#### RECORDS PROVIDED ####

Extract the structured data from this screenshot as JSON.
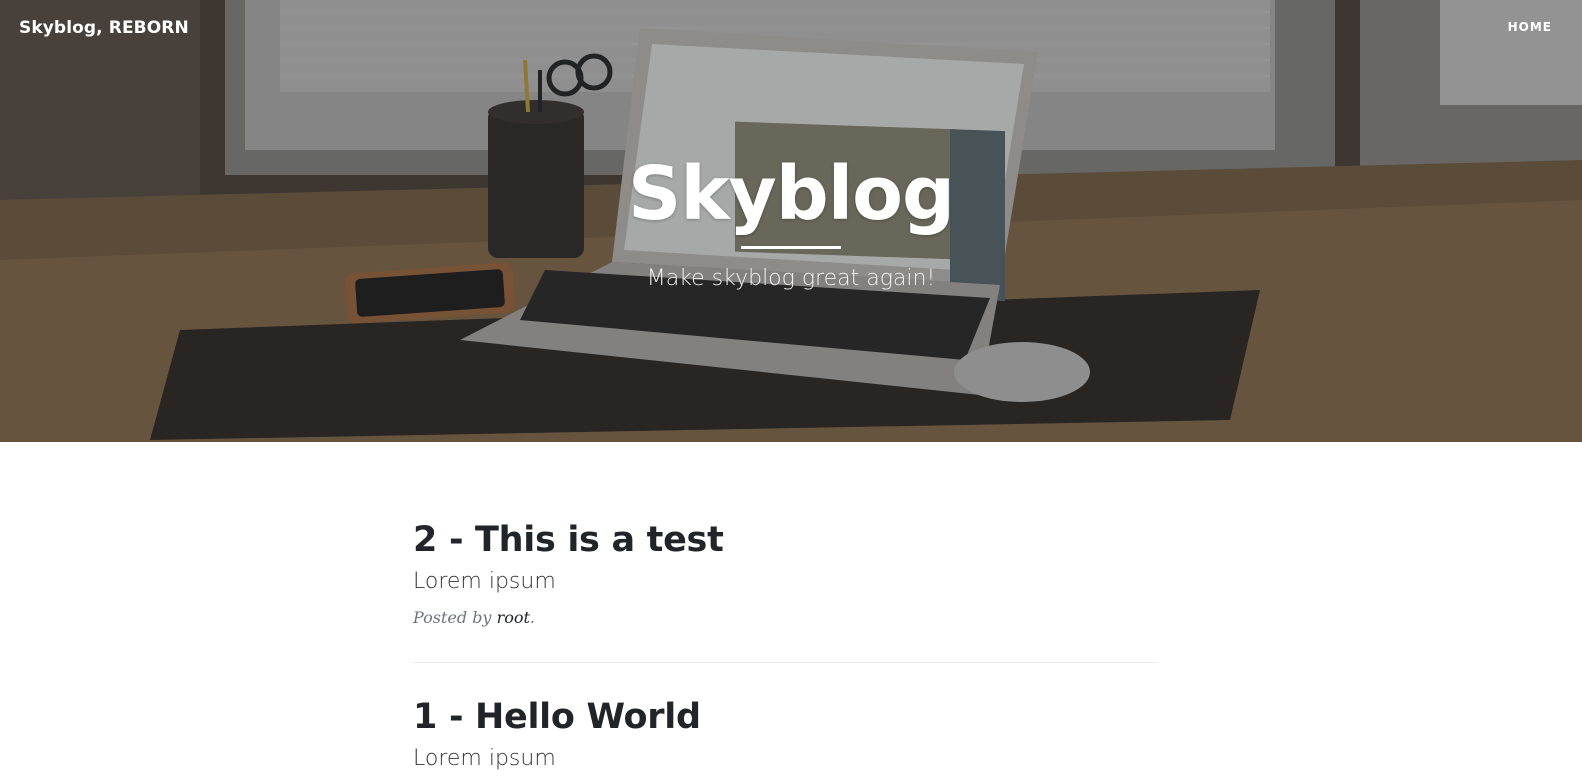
{
  "nav": {
    "brand": "Skyblog, REBORN",
    "home": "HOME"
  },
  "header": {
    "title": "Skyblog",
    "subtitle": "Make skyblog great again!"
  },
  "posts": [
    {
      "title": "2 - This is a test",
      "subtitle": "Lorem ipsum",
      "meta_prefix": "Posted by",
      "author": "root",
      "meta_suffix": "."
    },
    {
      "title": "1 - Hello World",
      "subtitle": "Lorem ipsum"
    }
  ],
  "colors": {
    "hero_overlay": "#212529",
    "text_dark": "#212529",
    "meta_gray": "#6c757d",
    "divider": "#e9ecef"
  }
}
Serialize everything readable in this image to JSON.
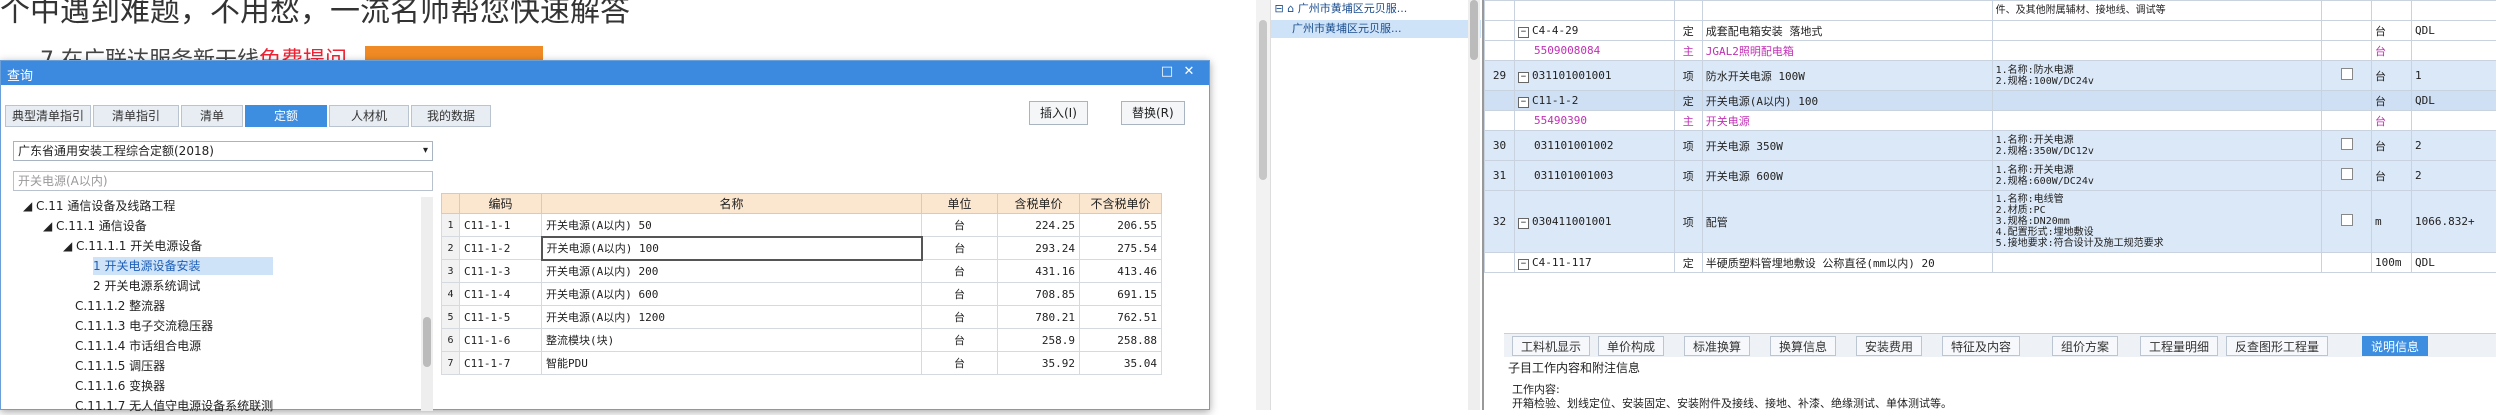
{
  "bg": {
    "line1": "个中遇到难题，不用愁，一流名师帮您快速解答",
    "line2_prefix": "7 在广联达服务新干线",
    "line2_red": "免费提问"
  },
  "midtree": {
    "row1": "广州市黄埔区元贝服...",
    "row2": "广州市黄埔区元贝服..."
  },
  "grid": {
    "rows": [
      {
        "no": "",
        "code": "",
        "type": "",
        "name": "",
        "desc": "件、及其他附属辅材、接地线、调试等",
        "unit": "",
        "qty": "",
        "style": ""
      },
      {
        "no": "",
        "code": "C4-4-29",
        "type": "定",
        "name": "成套配电箱安装 落地式",
        "desc": "",
        "unit": "台",
        "qty": "QDL",
        "style": "",
        "exp": "−"
      },
      {
        "no": "",
        "code": "5509008084",
        "type": "主",
        "name": "JGAL2照明配电箱",
        "desc": "",
        "unit": "台",
        "qty": "",
        "style": "magenta"
      },
      {
        "no": "29",
        "code": "031101001001",
        "type": "项",
        "name": "防水开关电源 100W",
        "desc": "1.名称:防水电源\n2.规格:100W/DC24v",
        "unit": "台",
        "qty": "1",
        "style": "blue",
        "exp": "−",
        "chk": true
      },
      {
        "no": "",
        "code": "C11-1-2",
        "type": "定",
        "name": "开关电源(A以内) 100",
        "desc": "",
        "unit": "台",
        "qty": "QDL",
        "style": "sel",
        "exp": "−"
      },
      {
        "no": "",
        "code": "55490390",
        "type": "主",
        "name": "开关电源",
        "desc": "",
        "unit": "台",
        "qty": "",
        "style": "magenta"
      },
      {
        "no": "30",
        "code": "031101001002",
        "type": "项",
        "name": "开关电源 350W",
        "desc": "1.名称:开关电源\n2.规格:350W/DC12v",
        "unit": "台",
        "qty": "2",
        "style": "blue",
        "chk": true
      },
      {
        "no": "31",
        "code": "031101001003",
        "type": "项",
        "name": "开关电源 600W",
        "desc": "1.名称:开关电源\n2.规格:600W/DC24v",
        "unit": "台",
        "qty": "2",
        "style": "blue",
        "chk": true
      },
      {
        "no": "32",
        "code": "030411001001",
        "type": "项",
        "name": "配管",
        "desc": "1.名称:电线管\n2.材质:PC\n3.规格:DN20mm\n4.配置形式:埋地敷设\n5.接地要求:符合设计及施工规范要求",
        "unit": "m",
        "qty": "1066.832+",
        "style": "blue",
        "exp": "−",
        "chk": true
      },
      {
        "no": "",
        "code": "C4-11-117",
        "type": "定",
        "name": "半硬质塑料管埋地敷设 公称直径(mm以内) 20",
        "desc": "",
        "unit": "100m",
        "qty": "QDL",
        "style": "",
        "exp": "−"
      }
    ]
  },
  "righttabs": [
    "工料机显示",
    "单价构成",
    "标准换算",
    "换算信息",
    "安装费用",
    "特征及内容",
    "组价方案",
    "工程量明细",
    "反查图形工程量",
    "说明信息"
  ],
  "rightinfo": {
    "title": "子目工作内容和附注信息",
    "l1": "工作内容:",
    "l2": "开箱检验、划线定位、安装固定、安装附件及接线、接地、补漆、绝缘测试、单体测试等。"
  },
  "dialog": {
    "title": "查询",
    "tabs": [
      "典型清单指引",
      "清单指引",
      "清单",
      "定额",
      "人材机",
      "我的数据"
    ],
    "insert_btn": "插入(I)",
    "replace_btn": "替换(R)",
    "library": "广东省通用安装工程综合定额(2018)",
    "search_placeholder": "开关电源(A以内)",
    "tree": [
      "C.11 通信设备及线路工程",
      "C.11.1 通信设备",
      "C.11.1.1 开关电源设备",
      "1 开关电源设备安装",
      "2 开关电源系统调试",
      "C.11.1.2 整流器",
      "C.11.1.3 电子交流稳压器",
      "C.11.1.4 市话组合电源",
      "C.11.1.5 调压器",
      "C.11.1.6 变换器",
      "C.11.1.7 无人值守电源设备系统联测"
    ],
    "table": {
      "headers": [
        "编码",
        "名称",
        "单位",
        "含税单价",
        "不含税单价"
      ],
      "rows": [
        {
          "i": "1",
          "code": "C11-1-1",
          "name": "开关电源(A以内) 50",
          "unit": "台",
          "p1": "224.25",
          "p2": "206.55"
        },
        {
          "i": "2",
          "code": "C11-1-2",
          "name": "开关电源(A以内) 100",
          "unit": "台",
          "p1": "293.24",
          "p2": "275.54"
        },
        {
          "i": "3",
          "code": "C11-1-3",
          "name": "开关电源(A以内) 200",
          "unit": "台",
          "p1": "431.16",
          "p2": "413.46"
        },
        {
          "i": "4",
          "code": "C11-1-4",
          "name": "开关电源(A以内) 600",
          "unit": "台",
          "p1": "708.85",
          "p2": "691.15"
        },
        {
          "i": "5",
          "code": "C11-1-5",
          "name": "开关电源(A以内) 1200",
          "unit": "台",
          "p1": "780.21",
          "p2": "762.51"
        },
        {
          "i": "6",
          "code": "C11-1-6",
          "name": "整流模块(块)",
          "unit": "台",
          "p1": "258.9",
          "p2": "258.88"
        },
        {
          "i": "7",
          "code": "C11-1-7",
          "name": "智能PDU",
          "unit": "台",
          "p1": "35.92",
          "p2": "35.04"
        }
      ]
    }
  }
}
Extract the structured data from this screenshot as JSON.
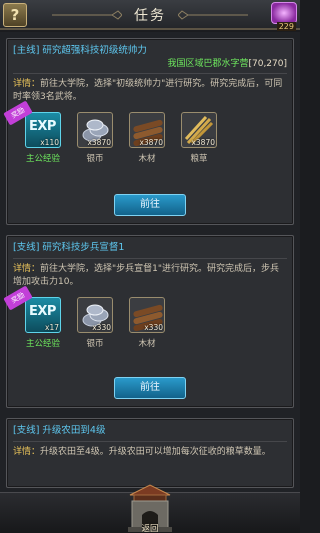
{
  "header": {
    "title": "任务",
    "help_label": "?",
    "gem_count": "229"
  },
  "quests": [
    {
      "title": "[主线] 研究超强科技初级统帅力",
      "subline_text": "我国区域巴郡水字营",
      "subline_coord": "[70,270]",
      "desc_label": "详情：",
      "desc": "前往大学院，选择\"初级统帅力\"进行研究。研究完成后，可同时率领3名武将。",
      "rewards_tag": "奖励",
      "rewards": [
        {
          "icon": "exp-icon",
          "text": "EXP",
          "qty": "x110",
          "label": "主公经验"
        },
        {
          "icon": "silver-coin-icon",
          "qty": "x3870",
          "label": "银币"
        },
        {
          "icon": "wood-icon",
          "qty": "x3870",
          "label": "木材"
        },
        {
          "icon": "grain-icon",
          "qty": "x3870",
          "label": "粮草"
        }
      ],
      "button": "前往"
    },
    {
      "title": "[支线] 研究科技步兵宣督1",
      "desc_label": "详情：",
      "desc": "前往大学院，选择\"步兵宣督1\"进行研究。研究完成后，步兵增加攻击力10。",
      "rewards_tag": "奖励",
      "rewards": [
        {
          "icon": "exp-icon",
          "text": "EXP",
          "qty": "x17",
          "label": "主公经验"
        },
        {
          "icon": "silver-coin-icon",
          "qty": "x330",
          "label": "银币"
        },
        {
          "icon": "wood-icon",
          "qty": "x330",
          "label": "木材"
        }
      ],
      "button": "前往"
    },
    {
      "title": "[支线] 升级农田到4级",
      "desc_label": "详情：",
      "desc": "升级农田至4级。升级农田可以增加每次征收的粮草数量。"
    }
  ],
  "footer": {
    "back_label": "返回"
  },
  "colors": {
    "quest_title": "#5ec8f0",
    "highlight_green": "#6ee85e",
    "button_blue": "#2a9acb",
    "reward_tag": "#c23fd8"
  }
}
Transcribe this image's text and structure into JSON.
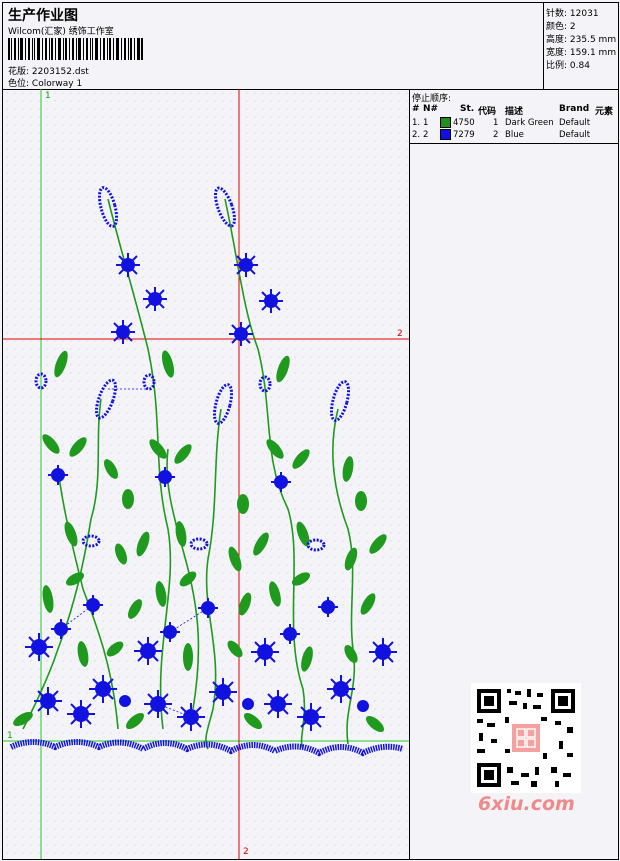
{
  "header": {
    "title": "生产作业图",
    "company": "Wilcom(汇家) 绣饰工作室",
    "design_file_label": "花版:",
    "design_file": "2203152.dst",
    "colorway_label": "色位:",
    "colorway": "Colorway 1"
  },
  "spec": {
    "stitches_label": "针数:",
    "stitches": "12031",
    "colors_label": "颜色:",
    "colors": "2",
    "height_label": "高度:",
    "height": "235.5 mm",
    "width_label": "宽度:",
    "width": "159.1 mm",
    "scale_label": "比例:",
    "scale": "0.84"
  },
  "stop_sequence": {
    "title": "停止顺序:",
    "columns": [
      "#",
      "N#",
      "St.",
      "代码",
      "描述",
      "Brand",
      "元素"
    ],
    "rows": [
      {
        "index": "1.",
        "needle": "1",
        "code": "4750",
        "num": "1",
        "desc": "Dark Green",
        "brand": "Default",
        "color": "#1f8f1f"
      },
      {
        "index": "2.",
        "needle": "2",
        "code": "7279",
        "num": "2",
        "desc": "Blue",
        "brand": "Default",
        "color": "#1010e0"
      }
    ]
  },
  "guides": {
    "v_green_top": "1",
    "h_red_right": "2",
    "h_green_left": "1",
    "v_red_bottom": "2"
  },
  "watermark": "6xiu.com",
  "colors": {
    "thread_green": "#1f9a1f",
    "thread_blue": "#1212e0",
    "guide_red": "#e00000",
    "guide_green": "#22cc22"
  }
}
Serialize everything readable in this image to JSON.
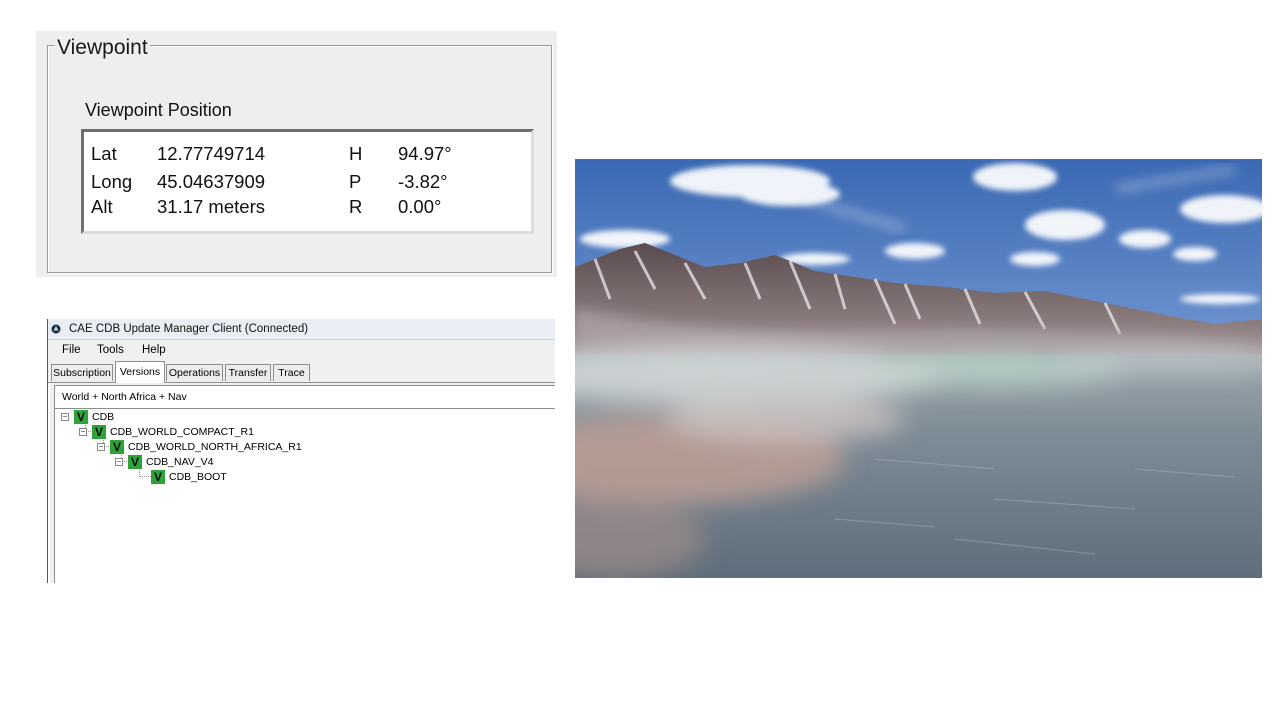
{
  "viewpoint": {
    "title": "Viewpoint",
    "position_label": "Viewpoint Position",
    "rows": [
      {
        "k1": "Lat",
        "v1": "12.77749714",
        "k2": "H",
        "v2": "94.97°"
      },
      {
        "k1": "Long",
        "v1": "45.04637909",
        "k2": "P",
        "v2": "-3.82°"
      },
      {
        "k1": "Alt",
        "v1": "31.17 meters",
        "k2": "R",
        "v2": "0.00°"
      }
    ]
  },
  "update_manager": {
    "title": "CAE CDB Update Manager Client (Connected)",
    "menu": [
      "File",
      "Tools",
      "Help"
    ],
    "tabs": [
      "Subscription",
      "Versions",
      "Operations",
      "Transfer",
      "Trace"
    ],
    "active_tab": "Versions",
    "tree_header": "World + North Africa + Nav",
    "check_glyph": "V",
    "tree": [
      {
        "label": "CDB",
        "level": 0
      },
      {
        "label": "CDB_WORLD_COMPACT_R1",
        "level": 1
      },
      {
        "label": "CDB_WORLD_NORTH_AFRICA_R1",
        "level": 2
      },
      {
        "label": "CDB_NAV_V4",
        "level": 3
      },
      {
        "label": "CDB_BOOT",
        "level": 4
      }
    ],
    "colors": {
      "check": "#2da33a"
    }
  },
  "terrain": {
    "colors": {
      "sky_top": "#3f6fb8",
      "sky_horizon": "#b9cde8",
      "water": "#6f7d8a"
    }
  }
}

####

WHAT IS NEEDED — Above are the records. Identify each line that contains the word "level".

OUTPUT FOR THIS EXERCISE —
        "level": 0
        "level": 1
        "level": 2
        "level": 3
        "level": 4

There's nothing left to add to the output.